**Problem description**
The records below are to be retyped in full. Keep every word.

Items from an interface collection
☆ ☆ ☆ ☆ ☆

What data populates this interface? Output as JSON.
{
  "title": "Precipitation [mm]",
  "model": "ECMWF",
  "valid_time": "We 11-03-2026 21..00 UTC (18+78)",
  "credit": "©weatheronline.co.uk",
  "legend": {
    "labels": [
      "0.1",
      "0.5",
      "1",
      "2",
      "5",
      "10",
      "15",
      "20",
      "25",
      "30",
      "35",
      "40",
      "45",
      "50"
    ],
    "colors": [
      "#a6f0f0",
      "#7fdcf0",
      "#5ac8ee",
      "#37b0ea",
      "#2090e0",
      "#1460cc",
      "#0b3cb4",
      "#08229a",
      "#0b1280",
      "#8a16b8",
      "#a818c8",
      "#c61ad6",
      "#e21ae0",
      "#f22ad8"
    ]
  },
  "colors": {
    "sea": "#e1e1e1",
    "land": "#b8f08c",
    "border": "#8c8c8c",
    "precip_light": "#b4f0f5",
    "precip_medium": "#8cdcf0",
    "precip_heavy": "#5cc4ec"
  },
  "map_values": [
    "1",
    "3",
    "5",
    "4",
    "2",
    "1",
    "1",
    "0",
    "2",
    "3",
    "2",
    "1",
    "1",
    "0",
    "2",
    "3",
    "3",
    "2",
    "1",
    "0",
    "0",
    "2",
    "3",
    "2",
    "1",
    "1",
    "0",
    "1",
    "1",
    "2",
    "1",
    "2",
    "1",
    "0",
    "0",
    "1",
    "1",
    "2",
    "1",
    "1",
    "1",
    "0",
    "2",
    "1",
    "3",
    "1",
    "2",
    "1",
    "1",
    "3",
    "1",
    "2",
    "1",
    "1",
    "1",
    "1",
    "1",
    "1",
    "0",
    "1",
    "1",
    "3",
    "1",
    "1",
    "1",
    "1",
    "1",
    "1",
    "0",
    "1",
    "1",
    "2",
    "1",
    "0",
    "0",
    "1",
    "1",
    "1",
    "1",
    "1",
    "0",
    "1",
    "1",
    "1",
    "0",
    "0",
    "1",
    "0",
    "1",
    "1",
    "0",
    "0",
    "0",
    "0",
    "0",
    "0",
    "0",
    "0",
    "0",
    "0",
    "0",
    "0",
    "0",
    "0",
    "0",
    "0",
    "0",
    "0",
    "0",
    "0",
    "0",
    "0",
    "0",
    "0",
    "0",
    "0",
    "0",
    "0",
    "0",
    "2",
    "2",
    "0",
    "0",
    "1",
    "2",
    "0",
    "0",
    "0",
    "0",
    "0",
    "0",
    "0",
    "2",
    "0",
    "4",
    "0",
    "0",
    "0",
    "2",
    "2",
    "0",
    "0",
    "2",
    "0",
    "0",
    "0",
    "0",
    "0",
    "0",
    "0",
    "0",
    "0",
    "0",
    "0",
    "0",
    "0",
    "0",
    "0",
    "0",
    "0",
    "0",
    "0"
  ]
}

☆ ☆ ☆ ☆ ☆

**Solution for this exercise**
What data populates this interface? Output as JSON.
{
  "title": "Precipitation [mm]",
  "model": "ECMWF",
  "valid_time": "We 11-03-2026 21..00 UTC (18+78)",
  "credit": "©weatheronline.co.uk",
  "legend": {
    "labels": [
      "0.1",
      "0.5",
      "1",
      "2",
      "5",
      "10",
      "15",
      "20",
      "25",
      "30",
      "35",
      "40",
      "45",
      "50"
    ],
    "colors": [
      "#a6f0f0",
      "#7fdcf0",
      "#5ac8ee",
      "#37b0ea",
      "#2090e0",
      "#1460cc",
      "#0b3cb4",
      "#08229a",
      "#0b1280",
      "#8a16b8",
      "#a818c8",
      "#c61ad6",
      "#e21ae0",
      "#f22ad8"
    ]
  },
  "colors": {
    "sea": "#e1e1e1",
    "land": "#b8f08c",
    "border": "#8c8c8c",
    "precip_light": "#b4f0f5",
    "precip_medium": "#8cdcf0",
    "precip_heavy": "#5cc4ec"
  },
  "map_values": [
    "1",
    "3",
    "5",
    "4",
    "2",
    "1",
    "1",
    "0",
    "2",
    "3",
    "2",
    "1",
    "1",
    "0",
    "2",
    "3",
    "3",
    "2",
    "1",
    "0",
    "0",
    "2",
    "3",
    "2",
    "1",
    "1",
    "0",
    "1",
    "1",
    "2",
    "1",
    "2",
    "1",
    "0",
    "0",
    "1",
    "1",
    "2",
    "1",
    "1",
    "1",
    "0",
    "2",
    "1",
    "3",
    "1",
    "2",
    "1",
    "1",
    "3",
    "1",
    "2",
    "1",
    "1",
    "1",
    "1",
    "1",
    "1",
    "0",
    "1",
    "1",
    "3",
    "1",
    "1",
    "1",
    "1",
    "1",
    "1",
    "0",
    "1",
    "1",
    "2",
    "1",
    "0",
    "0",
    "1",
    "1",
    "1",
    "1",
    "1",
    "0",
    "1",
    "1",
    "1",
    "0",
    "0",
    "1",
    "0",
    "1",
    "1",
    "0",
    "0",
    "0",
    "0",
    "0",
    "0",
    "0",
    "0",
    "0",
    "0",
    "0",
    "0",
    "0",
    "0",
    "0",
    "0",
    "0",
    "0",
    "0",
    "0",
    "0",
    "0",
    "0",
    "0",
    "0",
    "0",
    "0",
    "0",
    "0",
    "2",
    "2",
    "0",
    "0",
    "1",
    "2",
    "0",
    "0",
    "0",
    "0",
    "0",
    "0",
    "0",
    "2",
    "0",
    "4",
    "0",
    "0",
    "0",
    "2",
    "2",
    "0",
    "0",
    "2",
    "0",
    "0",
    "0",
    "0",
    "0",
    "0",
    "0",
    "0",
    "0",
    "0",
    "0",
    "0",
    "0",
    "0",
    "0",
    "0",
    "0",
    "0",
    "0"
  ]
}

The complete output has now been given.